**Problem details:**
Your answer should hold all lines of the entries that include the word "Gültekin".

Source records:

──────────

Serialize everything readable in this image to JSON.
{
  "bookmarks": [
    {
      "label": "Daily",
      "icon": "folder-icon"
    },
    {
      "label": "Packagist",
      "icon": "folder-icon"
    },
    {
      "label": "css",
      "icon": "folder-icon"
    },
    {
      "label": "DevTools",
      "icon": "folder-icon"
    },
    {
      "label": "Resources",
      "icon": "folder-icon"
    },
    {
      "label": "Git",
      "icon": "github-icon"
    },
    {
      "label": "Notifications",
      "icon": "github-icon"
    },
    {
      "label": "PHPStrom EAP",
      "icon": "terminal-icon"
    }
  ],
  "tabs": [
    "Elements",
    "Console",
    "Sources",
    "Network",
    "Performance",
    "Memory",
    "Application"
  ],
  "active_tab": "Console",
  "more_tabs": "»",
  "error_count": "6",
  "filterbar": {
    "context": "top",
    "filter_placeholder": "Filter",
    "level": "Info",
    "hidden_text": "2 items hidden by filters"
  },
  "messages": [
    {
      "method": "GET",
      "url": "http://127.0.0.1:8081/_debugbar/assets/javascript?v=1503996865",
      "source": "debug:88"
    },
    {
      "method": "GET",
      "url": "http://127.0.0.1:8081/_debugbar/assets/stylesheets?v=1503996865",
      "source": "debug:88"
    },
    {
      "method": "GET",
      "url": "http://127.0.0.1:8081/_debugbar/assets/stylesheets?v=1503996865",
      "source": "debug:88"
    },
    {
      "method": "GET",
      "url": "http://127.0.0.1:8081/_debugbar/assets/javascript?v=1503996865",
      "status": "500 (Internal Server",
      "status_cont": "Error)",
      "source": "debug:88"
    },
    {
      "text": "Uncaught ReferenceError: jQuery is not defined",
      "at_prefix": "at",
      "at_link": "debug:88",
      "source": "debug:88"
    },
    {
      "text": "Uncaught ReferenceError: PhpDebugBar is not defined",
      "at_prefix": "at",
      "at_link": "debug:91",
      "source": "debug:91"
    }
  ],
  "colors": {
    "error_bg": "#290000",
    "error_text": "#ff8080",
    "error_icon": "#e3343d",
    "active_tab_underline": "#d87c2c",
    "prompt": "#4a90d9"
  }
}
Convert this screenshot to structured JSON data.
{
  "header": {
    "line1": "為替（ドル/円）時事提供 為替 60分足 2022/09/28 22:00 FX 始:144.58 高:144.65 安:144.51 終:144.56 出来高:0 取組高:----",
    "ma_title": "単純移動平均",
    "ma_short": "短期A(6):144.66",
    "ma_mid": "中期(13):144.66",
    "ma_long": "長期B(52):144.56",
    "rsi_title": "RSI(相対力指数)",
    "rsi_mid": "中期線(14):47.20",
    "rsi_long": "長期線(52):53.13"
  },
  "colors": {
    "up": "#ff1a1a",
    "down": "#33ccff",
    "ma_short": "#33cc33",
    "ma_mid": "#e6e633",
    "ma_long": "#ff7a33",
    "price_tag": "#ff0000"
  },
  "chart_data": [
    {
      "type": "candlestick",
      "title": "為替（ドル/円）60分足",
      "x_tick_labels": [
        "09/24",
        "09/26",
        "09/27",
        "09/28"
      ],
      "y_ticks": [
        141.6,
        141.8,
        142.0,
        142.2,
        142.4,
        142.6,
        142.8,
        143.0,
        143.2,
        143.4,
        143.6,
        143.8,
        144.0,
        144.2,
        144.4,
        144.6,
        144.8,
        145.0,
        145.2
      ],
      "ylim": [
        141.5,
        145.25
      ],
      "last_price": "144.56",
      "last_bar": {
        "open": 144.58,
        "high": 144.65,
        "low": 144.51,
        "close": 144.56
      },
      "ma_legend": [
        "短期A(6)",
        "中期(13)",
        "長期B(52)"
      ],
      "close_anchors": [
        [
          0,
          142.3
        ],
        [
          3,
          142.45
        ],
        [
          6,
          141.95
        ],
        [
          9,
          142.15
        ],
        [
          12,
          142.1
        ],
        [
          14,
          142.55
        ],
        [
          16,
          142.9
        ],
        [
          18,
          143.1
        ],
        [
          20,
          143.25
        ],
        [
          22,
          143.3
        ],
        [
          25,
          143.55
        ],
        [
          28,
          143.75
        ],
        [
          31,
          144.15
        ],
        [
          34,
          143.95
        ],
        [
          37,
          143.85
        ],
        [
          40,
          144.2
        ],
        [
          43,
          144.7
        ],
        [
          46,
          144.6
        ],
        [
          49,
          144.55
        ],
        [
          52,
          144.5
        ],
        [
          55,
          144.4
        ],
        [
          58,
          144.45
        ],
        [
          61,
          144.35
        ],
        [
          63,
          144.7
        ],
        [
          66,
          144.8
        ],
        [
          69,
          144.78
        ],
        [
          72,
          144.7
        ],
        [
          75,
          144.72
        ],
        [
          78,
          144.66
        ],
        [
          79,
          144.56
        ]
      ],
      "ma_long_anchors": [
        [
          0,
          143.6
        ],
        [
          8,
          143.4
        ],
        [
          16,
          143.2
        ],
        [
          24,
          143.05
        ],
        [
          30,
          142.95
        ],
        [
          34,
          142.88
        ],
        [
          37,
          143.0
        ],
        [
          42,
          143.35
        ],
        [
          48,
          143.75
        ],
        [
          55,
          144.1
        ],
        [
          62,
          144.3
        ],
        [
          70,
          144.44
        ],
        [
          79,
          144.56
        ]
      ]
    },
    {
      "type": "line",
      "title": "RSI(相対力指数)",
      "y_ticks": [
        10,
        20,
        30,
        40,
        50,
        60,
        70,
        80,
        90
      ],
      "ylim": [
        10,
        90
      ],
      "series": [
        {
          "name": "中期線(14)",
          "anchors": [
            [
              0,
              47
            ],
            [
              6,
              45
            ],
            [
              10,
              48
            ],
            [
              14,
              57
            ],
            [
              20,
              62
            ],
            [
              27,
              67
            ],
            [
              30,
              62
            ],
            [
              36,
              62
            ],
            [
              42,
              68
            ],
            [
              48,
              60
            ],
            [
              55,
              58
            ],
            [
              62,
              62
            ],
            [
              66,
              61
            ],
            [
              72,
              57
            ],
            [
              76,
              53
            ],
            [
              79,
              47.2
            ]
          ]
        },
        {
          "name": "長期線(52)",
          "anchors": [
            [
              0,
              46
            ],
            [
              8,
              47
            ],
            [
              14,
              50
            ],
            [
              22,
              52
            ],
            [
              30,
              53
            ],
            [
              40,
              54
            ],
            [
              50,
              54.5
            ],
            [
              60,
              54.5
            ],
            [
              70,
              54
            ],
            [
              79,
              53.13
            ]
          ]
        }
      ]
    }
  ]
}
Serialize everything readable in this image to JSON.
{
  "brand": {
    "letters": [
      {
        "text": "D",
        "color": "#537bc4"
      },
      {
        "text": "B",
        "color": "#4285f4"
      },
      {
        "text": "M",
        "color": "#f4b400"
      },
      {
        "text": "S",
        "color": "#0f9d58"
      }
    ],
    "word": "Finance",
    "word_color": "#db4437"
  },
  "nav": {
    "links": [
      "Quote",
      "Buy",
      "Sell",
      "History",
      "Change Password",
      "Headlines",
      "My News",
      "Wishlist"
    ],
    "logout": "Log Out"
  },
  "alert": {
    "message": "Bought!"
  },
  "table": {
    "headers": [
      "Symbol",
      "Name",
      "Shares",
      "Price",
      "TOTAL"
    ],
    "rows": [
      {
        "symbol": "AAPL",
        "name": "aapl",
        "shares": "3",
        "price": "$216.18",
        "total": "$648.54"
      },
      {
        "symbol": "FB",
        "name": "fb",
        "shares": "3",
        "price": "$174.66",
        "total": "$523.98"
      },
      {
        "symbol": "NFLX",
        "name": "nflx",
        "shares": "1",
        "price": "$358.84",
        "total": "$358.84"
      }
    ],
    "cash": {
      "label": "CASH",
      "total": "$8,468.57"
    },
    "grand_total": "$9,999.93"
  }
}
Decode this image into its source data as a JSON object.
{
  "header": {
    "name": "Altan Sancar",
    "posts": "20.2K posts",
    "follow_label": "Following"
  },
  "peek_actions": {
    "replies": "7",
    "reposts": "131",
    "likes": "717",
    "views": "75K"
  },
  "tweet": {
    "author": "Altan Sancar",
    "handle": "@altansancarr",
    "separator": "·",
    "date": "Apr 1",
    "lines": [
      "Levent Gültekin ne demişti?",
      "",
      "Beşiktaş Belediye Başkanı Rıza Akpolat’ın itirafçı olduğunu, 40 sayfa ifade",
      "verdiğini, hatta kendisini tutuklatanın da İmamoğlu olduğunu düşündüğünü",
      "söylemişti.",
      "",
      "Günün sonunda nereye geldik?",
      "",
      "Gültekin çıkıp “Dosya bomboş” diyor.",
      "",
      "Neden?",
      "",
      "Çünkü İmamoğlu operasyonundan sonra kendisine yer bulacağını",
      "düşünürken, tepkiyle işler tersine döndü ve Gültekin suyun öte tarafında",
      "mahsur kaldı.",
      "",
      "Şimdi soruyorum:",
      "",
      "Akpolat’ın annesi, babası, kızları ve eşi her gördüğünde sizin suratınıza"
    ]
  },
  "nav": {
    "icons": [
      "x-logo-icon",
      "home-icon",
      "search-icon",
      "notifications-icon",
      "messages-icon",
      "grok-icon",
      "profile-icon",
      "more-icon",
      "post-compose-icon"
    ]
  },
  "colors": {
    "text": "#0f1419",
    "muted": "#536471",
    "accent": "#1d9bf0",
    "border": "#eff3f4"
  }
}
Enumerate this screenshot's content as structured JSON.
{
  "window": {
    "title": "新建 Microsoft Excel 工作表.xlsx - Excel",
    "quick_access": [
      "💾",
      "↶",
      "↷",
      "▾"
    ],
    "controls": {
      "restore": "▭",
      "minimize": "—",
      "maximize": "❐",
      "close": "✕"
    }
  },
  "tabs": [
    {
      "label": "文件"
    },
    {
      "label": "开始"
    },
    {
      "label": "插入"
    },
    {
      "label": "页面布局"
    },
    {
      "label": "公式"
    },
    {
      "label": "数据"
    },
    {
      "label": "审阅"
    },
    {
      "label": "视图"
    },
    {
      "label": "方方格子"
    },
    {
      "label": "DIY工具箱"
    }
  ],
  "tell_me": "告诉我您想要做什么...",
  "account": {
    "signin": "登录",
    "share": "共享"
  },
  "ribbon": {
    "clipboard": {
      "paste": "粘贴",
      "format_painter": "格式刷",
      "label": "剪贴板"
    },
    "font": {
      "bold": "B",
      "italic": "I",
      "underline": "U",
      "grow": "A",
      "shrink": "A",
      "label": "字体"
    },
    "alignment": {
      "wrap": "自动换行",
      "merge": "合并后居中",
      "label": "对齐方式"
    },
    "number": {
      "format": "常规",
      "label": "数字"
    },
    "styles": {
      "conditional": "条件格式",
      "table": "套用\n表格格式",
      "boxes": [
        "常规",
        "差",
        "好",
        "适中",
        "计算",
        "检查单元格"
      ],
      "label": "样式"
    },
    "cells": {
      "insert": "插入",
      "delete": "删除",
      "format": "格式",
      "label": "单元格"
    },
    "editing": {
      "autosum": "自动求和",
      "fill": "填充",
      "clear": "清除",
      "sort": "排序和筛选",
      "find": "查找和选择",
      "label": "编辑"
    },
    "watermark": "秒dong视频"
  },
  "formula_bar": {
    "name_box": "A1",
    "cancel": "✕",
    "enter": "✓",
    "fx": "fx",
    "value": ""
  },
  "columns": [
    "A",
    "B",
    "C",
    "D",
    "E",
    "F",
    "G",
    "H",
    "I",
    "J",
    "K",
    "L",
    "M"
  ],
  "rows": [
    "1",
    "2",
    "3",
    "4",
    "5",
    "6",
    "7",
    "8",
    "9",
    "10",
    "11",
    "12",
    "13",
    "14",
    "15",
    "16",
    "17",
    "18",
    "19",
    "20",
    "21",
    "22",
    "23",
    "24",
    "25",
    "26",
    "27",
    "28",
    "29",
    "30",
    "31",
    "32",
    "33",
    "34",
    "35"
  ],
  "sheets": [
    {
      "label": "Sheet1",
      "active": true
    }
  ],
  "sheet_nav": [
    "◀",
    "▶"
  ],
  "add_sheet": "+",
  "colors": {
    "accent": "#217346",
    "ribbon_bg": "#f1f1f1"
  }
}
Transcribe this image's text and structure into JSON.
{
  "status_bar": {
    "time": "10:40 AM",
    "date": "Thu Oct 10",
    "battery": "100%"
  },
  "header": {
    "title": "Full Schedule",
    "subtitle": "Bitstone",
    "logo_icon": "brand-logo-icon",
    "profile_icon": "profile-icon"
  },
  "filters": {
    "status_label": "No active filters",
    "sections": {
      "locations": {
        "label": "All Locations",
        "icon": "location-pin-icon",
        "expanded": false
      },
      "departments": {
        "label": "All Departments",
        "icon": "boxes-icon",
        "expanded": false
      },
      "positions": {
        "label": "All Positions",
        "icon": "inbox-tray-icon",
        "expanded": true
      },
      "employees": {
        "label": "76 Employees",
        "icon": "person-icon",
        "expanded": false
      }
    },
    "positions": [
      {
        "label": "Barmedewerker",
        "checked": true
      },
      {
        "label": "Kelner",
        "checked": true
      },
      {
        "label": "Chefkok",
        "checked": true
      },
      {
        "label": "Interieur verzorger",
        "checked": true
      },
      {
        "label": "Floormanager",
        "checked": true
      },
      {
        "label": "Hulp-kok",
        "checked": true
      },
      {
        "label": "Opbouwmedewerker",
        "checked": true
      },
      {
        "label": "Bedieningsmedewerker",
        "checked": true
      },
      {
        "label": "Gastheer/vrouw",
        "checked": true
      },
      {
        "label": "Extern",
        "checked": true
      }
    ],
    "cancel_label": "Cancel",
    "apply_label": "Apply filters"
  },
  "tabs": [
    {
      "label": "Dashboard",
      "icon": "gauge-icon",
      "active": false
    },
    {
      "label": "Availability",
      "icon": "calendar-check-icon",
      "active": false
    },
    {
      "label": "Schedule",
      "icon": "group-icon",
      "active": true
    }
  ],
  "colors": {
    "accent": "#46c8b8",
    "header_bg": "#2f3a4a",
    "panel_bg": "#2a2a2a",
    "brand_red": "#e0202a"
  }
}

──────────

**Solution for this problem:**
      "Levent Gültekin ne demişti?",
      "Gültekin çıkıp “Dosya bomboş” diyor.",
      "düşünürken, tepkiyle işler tersine döndü ve Gültekin suyun öte tarafında",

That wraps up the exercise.